§ Task brief:
Lines below that include "nand" are the answer; copy each one.
*****
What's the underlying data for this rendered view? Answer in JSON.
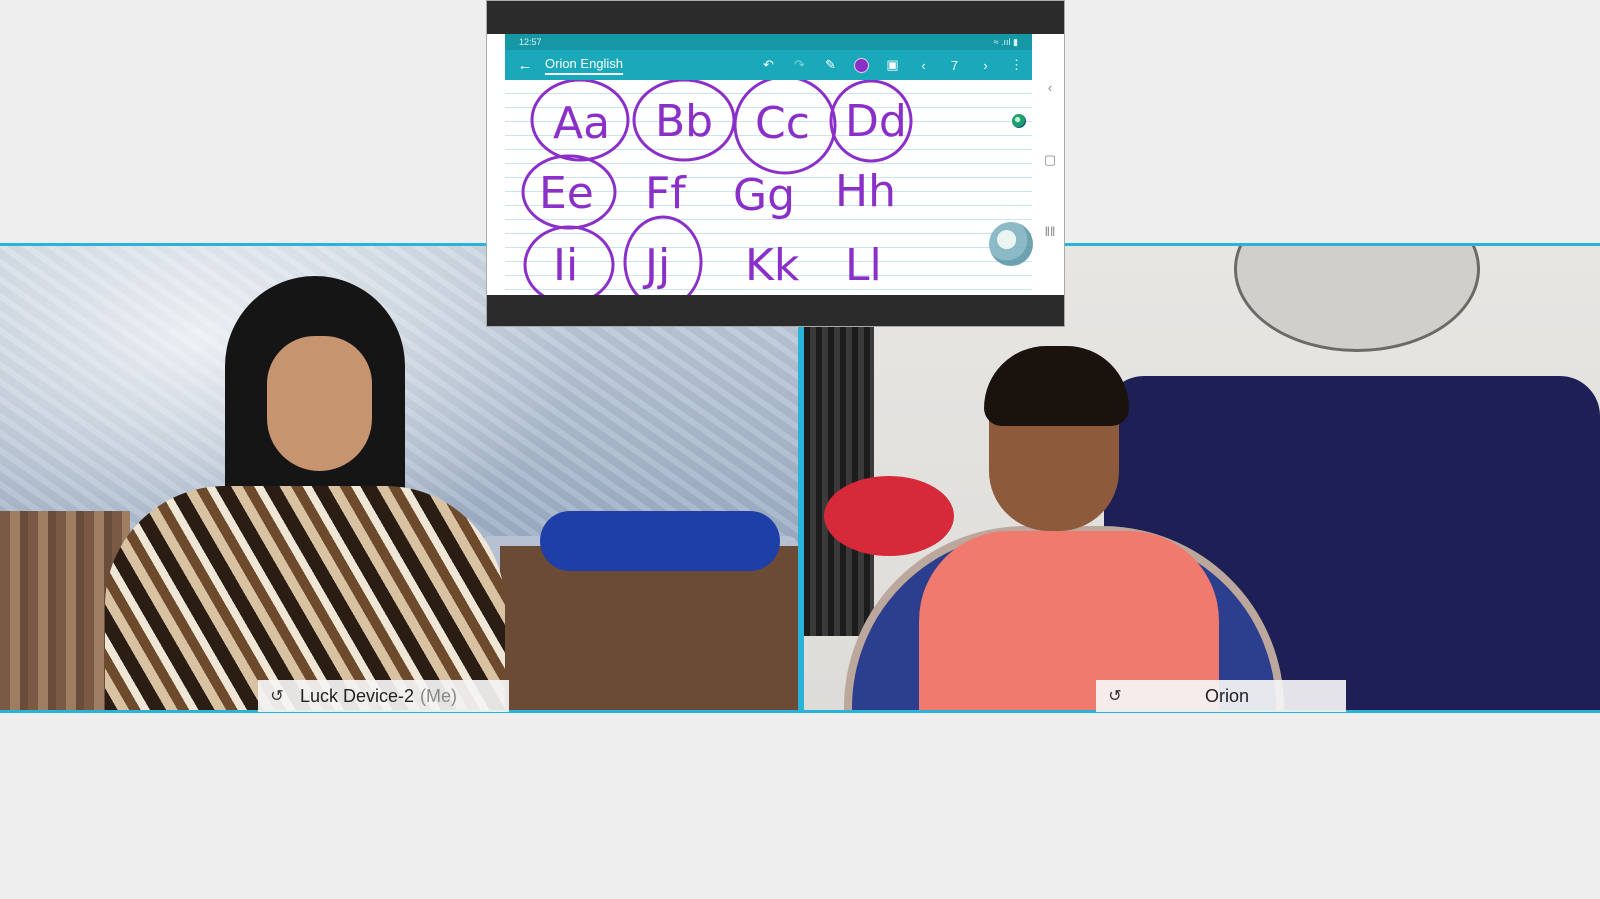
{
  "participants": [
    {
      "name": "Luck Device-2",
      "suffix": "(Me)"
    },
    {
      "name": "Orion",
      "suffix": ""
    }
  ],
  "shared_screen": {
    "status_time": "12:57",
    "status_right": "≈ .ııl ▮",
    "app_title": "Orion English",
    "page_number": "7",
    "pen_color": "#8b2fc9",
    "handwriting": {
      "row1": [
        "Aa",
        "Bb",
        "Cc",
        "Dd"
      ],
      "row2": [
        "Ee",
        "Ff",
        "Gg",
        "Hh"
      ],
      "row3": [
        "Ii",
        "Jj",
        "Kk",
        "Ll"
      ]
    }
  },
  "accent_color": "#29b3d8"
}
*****
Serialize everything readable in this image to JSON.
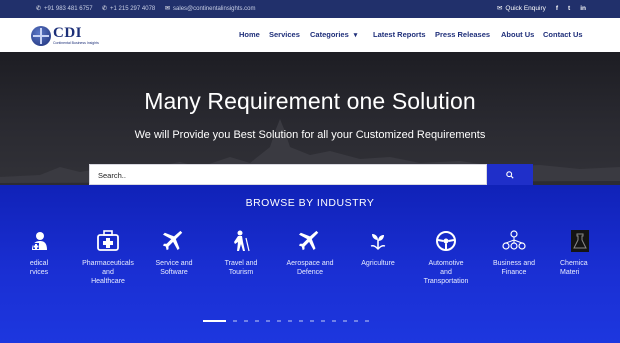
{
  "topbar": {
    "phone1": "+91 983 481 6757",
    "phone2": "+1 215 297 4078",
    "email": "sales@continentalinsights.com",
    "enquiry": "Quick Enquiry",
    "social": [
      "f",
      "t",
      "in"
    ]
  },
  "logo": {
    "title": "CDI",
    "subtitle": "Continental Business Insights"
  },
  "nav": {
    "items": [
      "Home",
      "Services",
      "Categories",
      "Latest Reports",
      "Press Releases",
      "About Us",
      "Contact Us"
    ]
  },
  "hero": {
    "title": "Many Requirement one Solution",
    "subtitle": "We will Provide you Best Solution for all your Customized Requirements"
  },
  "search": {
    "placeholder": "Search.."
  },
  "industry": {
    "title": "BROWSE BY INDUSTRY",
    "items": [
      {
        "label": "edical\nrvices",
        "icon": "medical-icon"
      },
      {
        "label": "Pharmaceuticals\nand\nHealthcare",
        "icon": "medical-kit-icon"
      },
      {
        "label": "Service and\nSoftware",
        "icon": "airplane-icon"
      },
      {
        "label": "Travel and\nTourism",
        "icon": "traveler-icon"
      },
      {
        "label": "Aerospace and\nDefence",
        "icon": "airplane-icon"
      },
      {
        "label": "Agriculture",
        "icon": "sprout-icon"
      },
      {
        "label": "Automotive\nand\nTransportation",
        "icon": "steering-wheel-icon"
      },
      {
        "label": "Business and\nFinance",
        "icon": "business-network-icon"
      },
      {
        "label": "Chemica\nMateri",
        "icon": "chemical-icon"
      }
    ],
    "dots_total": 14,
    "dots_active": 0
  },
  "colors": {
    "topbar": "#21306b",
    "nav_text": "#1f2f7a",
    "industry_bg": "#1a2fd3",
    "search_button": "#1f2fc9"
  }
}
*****
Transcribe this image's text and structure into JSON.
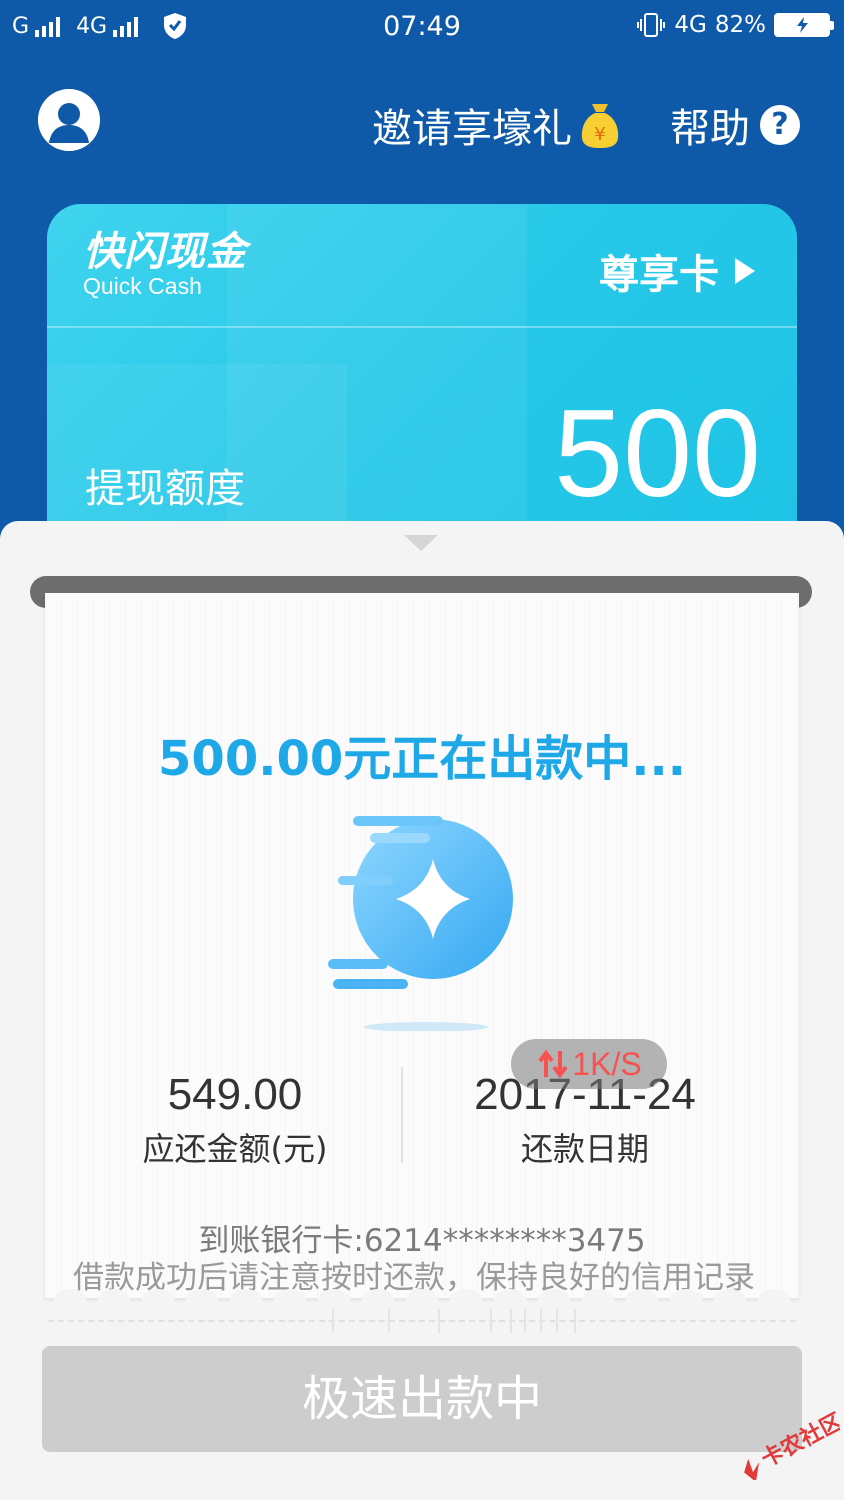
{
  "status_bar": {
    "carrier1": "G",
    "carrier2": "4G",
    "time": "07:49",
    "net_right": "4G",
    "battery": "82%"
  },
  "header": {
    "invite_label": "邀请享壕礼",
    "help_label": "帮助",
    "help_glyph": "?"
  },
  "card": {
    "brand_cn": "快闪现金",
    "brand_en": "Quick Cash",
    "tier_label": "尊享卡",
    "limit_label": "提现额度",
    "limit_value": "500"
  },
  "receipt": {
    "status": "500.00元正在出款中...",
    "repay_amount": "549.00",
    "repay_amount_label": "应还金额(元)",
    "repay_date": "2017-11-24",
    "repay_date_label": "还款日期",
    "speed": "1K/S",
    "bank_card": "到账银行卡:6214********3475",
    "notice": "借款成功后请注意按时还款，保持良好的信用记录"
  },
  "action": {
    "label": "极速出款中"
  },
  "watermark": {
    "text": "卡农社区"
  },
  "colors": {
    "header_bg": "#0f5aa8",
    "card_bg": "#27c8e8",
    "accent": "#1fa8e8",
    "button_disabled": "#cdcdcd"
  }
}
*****
§ Task solution:
        "label": "Pharmaceuticals\nand\nHealthcare",
        "label": "Automotive\nand\nTransportation",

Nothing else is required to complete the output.